Backdating of stock option grants
in order to make them more valuable, it seemed like a problem that would come and go quickly... What’s distinctive about this one is that the benefits companies got from backdating were so small.
In comparison, had the options been granted at the year-end price when the decision to grant to options actually might have been made, the year-end intrinsic value would have been zero.
You see, if you backdate stock options to a date when the price of the stock was lower, then the options are "in-the-money" when granted.
That means the company incurs an expense equal to the difference in the share price between the two dates.
However, when granting options, the details of the grant must be disclosed, meaning that a company must clearly inform the investment community of the date that the option was granted and the exercise price.
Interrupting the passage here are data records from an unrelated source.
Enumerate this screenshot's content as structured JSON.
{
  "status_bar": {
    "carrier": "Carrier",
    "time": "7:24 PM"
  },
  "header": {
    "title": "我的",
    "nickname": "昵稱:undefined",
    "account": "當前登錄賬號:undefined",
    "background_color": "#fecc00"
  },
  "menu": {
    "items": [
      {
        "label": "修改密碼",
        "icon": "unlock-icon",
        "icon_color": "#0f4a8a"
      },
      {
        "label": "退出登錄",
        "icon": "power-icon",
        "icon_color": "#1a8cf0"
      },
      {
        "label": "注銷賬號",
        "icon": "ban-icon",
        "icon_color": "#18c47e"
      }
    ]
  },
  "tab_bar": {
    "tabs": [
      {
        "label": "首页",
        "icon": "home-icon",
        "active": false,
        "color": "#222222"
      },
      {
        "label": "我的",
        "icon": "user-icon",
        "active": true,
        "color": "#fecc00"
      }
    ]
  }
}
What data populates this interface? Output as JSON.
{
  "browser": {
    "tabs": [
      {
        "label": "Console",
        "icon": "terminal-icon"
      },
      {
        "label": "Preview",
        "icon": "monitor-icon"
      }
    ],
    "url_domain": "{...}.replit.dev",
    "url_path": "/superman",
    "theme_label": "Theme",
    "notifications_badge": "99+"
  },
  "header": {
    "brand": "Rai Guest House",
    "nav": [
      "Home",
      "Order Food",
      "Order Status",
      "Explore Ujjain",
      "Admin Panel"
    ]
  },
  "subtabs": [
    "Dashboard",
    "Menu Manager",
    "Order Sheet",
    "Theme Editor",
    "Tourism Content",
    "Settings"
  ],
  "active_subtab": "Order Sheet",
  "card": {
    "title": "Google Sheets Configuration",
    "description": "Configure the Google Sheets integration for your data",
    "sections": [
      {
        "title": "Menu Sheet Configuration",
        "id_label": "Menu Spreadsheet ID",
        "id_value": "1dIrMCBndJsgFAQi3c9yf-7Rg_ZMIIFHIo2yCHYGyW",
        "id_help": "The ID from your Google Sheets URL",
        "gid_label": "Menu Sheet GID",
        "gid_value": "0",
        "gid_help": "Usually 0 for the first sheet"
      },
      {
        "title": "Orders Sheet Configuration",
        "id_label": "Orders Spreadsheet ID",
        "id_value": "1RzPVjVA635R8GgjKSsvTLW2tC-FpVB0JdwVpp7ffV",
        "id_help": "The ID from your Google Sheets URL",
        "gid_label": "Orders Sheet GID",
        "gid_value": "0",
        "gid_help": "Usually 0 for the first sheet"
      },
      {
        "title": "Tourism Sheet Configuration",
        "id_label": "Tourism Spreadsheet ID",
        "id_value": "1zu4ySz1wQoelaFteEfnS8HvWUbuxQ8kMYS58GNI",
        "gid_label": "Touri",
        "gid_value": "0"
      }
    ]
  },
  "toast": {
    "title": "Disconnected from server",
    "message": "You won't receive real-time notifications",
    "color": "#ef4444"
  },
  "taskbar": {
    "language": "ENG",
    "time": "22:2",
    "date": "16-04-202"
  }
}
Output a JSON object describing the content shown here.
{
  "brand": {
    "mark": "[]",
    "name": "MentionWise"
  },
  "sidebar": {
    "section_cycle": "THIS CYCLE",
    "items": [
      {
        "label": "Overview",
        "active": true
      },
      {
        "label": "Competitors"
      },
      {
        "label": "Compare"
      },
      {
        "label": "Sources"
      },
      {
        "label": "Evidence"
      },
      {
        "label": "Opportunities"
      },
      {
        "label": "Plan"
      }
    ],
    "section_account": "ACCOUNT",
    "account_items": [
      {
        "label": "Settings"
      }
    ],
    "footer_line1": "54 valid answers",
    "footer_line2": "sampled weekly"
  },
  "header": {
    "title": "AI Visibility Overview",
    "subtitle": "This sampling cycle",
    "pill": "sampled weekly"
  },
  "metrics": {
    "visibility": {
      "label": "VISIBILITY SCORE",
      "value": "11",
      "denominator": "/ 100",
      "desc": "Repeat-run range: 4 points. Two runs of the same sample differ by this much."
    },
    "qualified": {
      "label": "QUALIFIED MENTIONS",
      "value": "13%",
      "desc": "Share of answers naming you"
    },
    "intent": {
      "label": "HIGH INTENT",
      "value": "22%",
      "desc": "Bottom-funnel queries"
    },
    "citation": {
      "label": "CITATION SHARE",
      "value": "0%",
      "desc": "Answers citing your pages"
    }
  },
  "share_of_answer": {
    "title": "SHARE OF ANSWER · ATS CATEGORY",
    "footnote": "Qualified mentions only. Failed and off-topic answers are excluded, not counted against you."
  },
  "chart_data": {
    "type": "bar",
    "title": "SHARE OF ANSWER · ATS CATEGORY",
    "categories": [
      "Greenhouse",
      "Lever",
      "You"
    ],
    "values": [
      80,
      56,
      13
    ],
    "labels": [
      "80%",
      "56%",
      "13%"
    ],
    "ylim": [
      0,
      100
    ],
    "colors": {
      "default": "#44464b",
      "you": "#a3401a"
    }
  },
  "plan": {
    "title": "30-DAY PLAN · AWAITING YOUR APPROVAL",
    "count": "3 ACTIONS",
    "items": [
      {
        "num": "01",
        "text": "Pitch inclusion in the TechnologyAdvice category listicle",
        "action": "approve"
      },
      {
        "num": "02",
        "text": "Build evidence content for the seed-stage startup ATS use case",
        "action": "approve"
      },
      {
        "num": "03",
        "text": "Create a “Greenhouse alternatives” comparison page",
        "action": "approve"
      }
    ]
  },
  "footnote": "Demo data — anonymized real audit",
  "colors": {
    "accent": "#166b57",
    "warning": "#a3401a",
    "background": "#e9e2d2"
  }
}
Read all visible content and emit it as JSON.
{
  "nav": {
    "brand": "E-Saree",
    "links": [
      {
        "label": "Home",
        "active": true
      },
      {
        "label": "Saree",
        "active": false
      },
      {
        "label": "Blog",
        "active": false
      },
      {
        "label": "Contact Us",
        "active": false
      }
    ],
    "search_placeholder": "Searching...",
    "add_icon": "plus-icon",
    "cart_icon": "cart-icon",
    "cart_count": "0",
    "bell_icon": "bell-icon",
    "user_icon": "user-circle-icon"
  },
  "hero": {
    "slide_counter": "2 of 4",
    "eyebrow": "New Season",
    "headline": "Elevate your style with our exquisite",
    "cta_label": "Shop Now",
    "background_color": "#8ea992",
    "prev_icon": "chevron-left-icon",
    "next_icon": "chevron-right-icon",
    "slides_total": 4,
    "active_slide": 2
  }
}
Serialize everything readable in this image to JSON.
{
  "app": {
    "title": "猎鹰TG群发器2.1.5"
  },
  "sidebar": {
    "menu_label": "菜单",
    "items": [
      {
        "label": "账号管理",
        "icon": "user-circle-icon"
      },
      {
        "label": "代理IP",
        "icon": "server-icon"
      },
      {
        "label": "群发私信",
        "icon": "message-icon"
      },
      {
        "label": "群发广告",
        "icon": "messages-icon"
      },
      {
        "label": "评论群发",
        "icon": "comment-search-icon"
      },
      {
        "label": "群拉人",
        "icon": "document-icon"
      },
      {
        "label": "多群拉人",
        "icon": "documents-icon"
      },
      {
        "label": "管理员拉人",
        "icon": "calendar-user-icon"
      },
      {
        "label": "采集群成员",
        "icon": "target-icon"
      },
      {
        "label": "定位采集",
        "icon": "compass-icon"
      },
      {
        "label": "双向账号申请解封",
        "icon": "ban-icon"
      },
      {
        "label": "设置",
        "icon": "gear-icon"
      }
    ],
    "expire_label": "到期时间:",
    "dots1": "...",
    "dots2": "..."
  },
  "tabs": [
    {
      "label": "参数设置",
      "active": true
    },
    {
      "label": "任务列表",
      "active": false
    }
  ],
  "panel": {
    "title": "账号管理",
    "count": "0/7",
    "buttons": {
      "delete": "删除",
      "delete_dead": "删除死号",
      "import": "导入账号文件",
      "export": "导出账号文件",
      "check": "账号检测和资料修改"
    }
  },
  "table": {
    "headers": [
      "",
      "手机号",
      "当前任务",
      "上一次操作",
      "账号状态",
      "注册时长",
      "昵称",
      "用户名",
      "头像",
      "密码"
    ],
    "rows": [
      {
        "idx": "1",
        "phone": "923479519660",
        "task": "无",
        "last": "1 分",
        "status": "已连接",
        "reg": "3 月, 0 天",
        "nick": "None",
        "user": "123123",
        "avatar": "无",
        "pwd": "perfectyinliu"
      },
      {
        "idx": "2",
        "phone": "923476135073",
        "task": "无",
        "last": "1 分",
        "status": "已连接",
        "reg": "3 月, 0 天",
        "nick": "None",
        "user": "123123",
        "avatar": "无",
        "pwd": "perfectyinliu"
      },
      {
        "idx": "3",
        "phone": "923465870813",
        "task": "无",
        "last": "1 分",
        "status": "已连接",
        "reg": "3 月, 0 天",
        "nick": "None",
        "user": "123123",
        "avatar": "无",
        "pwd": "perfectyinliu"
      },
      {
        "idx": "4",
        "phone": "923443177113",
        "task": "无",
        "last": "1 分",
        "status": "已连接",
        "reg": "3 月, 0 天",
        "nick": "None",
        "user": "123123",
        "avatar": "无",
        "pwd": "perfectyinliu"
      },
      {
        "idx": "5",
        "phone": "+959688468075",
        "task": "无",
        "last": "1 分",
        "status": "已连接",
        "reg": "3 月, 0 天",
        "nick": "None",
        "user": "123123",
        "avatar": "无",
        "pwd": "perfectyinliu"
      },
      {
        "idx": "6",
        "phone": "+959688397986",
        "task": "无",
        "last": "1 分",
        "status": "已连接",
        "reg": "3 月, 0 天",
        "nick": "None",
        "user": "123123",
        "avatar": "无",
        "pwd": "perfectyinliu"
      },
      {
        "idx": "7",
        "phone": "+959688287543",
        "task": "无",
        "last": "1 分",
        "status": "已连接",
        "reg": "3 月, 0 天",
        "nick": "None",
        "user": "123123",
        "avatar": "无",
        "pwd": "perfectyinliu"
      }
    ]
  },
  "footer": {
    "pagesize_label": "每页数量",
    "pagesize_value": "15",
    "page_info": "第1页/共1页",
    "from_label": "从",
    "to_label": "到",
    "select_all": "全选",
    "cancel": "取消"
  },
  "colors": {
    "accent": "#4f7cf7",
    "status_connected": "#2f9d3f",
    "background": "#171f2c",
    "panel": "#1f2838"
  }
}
In addition, the company must also properly account for the expense of the options grant in their financials.
If the company sets the prices of the options grant well below the market price, they will instantaneously generate an expense, which counts against income.